== Source data ==

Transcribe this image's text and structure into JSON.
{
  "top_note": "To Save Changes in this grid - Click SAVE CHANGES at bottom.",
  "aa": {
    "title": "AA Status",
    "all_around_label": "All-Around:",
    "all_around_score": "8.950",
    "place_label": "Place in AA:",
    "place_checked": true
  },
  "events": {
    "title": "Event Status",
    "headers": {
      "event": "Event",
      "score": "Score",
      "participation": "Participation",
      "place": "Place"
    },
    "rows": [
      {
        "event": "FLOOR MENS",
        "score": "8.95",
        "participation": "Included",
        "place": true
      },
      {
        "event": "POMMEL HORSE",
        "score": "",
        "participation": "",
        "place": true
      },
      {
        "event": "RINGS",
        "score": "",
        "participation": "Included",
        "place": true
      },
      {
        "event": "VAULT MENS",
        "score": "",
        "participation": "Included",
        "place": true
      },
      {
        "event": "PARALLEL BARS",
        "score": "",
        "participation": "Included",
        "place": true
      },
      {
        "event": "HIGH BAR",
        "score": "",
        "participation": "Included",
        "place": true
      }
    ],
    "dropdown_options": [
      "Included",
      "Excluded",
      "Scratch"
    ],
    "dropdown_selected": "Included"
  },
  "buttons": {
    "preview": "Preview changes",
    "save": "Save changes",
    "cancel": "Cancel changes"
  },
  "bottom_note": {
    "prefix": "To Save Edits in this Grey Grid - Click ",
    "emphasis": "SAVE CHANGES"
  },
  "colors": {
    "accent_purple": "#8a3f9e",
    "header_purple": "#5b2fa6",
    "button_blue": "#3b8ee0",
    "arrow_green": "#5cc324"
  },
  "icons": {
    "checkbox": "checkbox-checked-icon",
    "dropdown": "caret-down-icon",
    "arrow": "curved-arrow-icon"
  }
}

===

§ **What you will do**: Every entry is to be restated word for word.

§ **Answer section**:
Transcribe this image's text and structure into JSON.
{
  "top_note": "To Save Changes in this grid - Click SAVE CHANGES at bottom.",
  "aa": {
    "title": "AA Status",
    "all_around_label": "All-Around:",
    "all_around_score": "8.950",
    "place_label": "Place in AA:",
    "place_checked": true
  },
  "events": {
    "title": "Event Status",
    "headers": {
      "event": "Event",
      "score": "Score",
      "participation": "Participation",
      "place": "Place"
    },
    "rows": [
      {
        "event": "FLOOR MENS",
        "score": "8.95",
        "participation": "Included",
        "place": true
      },
      {
        "event": "POMMEL HORSE",
        "score": "",
        "participation": "",
        "place": true
      },
      {
        "event": "RINGS",
        "score": "",
        "participation": "Included",
        "place": true
      },
      {
        "event": "VAULT MENS",
        "score": "",
        "participation": "Included",
        "place": true
      },
      {
        "event": "PARALLEL BARS",
        "score": "",
        "participation": "Included",
        "place": true
      },
      {
        "event": "HIGH BAR",
        "score": "",
        "participation": "Included",
        "place": true
      }
    ],
    "dropdown_options": [
      "Included",
      "Excluded",
      "Scratch"
    ],
    "dropdown_selected": "Included"
  },
  "buttons": {
    "preview": "Preview changes",
    "save": "Save changes",
    "cancel": "Cancel changes"
  },
  "bottom_note": {
    "prefix": "To Save Edits in this Grey Grid - Click ",
    "emphasis": "SAVE CHANGES"
  },
  "colors": {
    "accent_purple": "#8a3f9e",
    "header_purple": "#5b2fa6",
    "button_blue": "#3b8ee0",
    "arrow_green": "#5cc324"
  },
  "icons": {
    "checkbox": "checkbox-checked-icon",
    "dropdown": "caret-down-icon",
    "arrow": "curved-arrow-icon"
  }
}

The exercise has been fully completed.